**Goal of the exercise**.
Across the entries below, work out how many lines contain "Part". Respond with the number and no other text.

Top of Source information

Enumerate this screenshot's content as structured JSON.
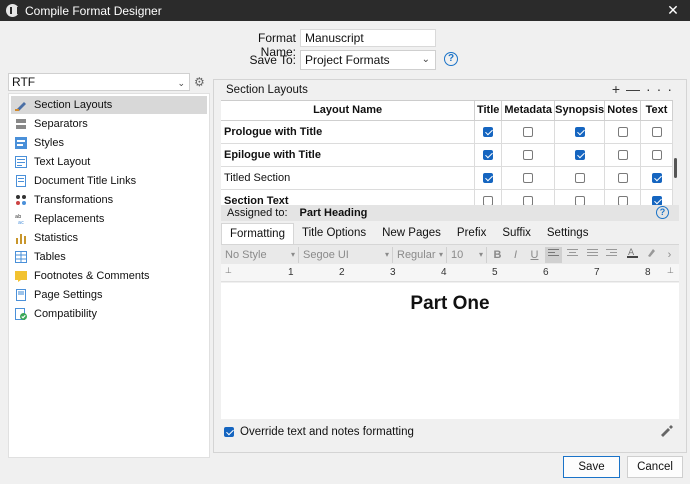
{
  "window": {
    "title": "Compile Format Designer",
    "close": "✕"
  },
  "form": {
    "format_name_label": "Format Name:",
    "format_name_value": "Manuscript",
    "save_to_label": "Save To:",
    "save_to_value": "Project Formats",
    "help": "?"
  },
  "sidebar": {
    "format_select": "RTF",
    "items": [
      {
        "label": "Section Layouts",
        "icon": "section-layouts-icon",
        "selected": true
      },
      {
        "label": "Separators",
        "icon": "separators-icon"
      },
      {
        "label": "Styles",
        "icon": "styles-icon"
      },
      {
        "label": "Text Layout",
        "icon": "text-layout-icon"
      },
      {
        "label": "Document Title Links",
        "icon": "document-title-links-icon"
      },
      {
        "label": "Transformations",
        "icon": "transformations-icon"
      },
      {
        "label": "Replacements",
        "icon": "replacements-icon"
      },
      {
        "label": "Statistics",
        "icon": "statistics-icon"
      },
      {
        "label": "Tables",
        "icon": "tables-icon"
      },
      {
        "label": "Footnotes & Comments",
        "icon": "footnotes-icon"
      },
      {
        "label": "Page Settings",
        "icon": "page-settings-icon"
      },
      {
        "label": "Compatibility",
        "icon": "compatibility-icon"
      }
    ]
  },
  "section_layouts": {
    "header": "Section Layouts",
    "actions": "+ — ···",
    "columns": [
      "Layout Name",
      "Title",
      "Metadata",
      "Synopsis",
      "Notes",
      "Text"
    ],
    "rows": [
      {
        "name": "Prologue with Title",
        "bold": true,
        "checks": [
          true,
          false,
          true,
          false,
          false
        ]
      },
      {
        "name": "Epilogue with Title",
        "bold": true,
        "checks": [
          true,
          false,
          true,
          false,
          false
        ]
      },
      {
        "name": "Titled Section",
        "bold": false,
        "checks": [
          true,
          false,
          false,
          false,
          true
        ]
      },
      {
        "name": "Section Text",
        "bold": true,
        "checks": [
          false,
          false,
          false,
          false,
          true
        ]
      }
    ]
  },
  "assigned": {
    "label": "Assigned to:",
    "value": "Part Heading"
  },
  "tabs": [
    "Formatting",
    "Title Options",
    "New Pages",
    "Prefix",
    "Suffix",
    "Settings"
  ],
  "toolbar": {
    "style": "No Style",
    "font": "Segoe UI",
    "weight": "Regular",
    "size": "10",
    "bold": "B",
    "italic": "I",
    "underline": "U"
  },
  "ruler": [
    "1",
    "2",
    "3",
    "4",
    "5",
    "6",
    "7",
    "8"
  ],
  "editor": {
    "heading": "Part One"
  },
  "override": {
    "label": "Override text and notes formatting",
    "checked": true
  },
  "buttons": {
    "save": "Save",
    "cancel": "Cancel"
  },
  "colors": {
    "accent": "#1565c0",
    "titlebar": "#2b2b2b"
  }
}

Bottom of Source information

**Result for this exercise**.
2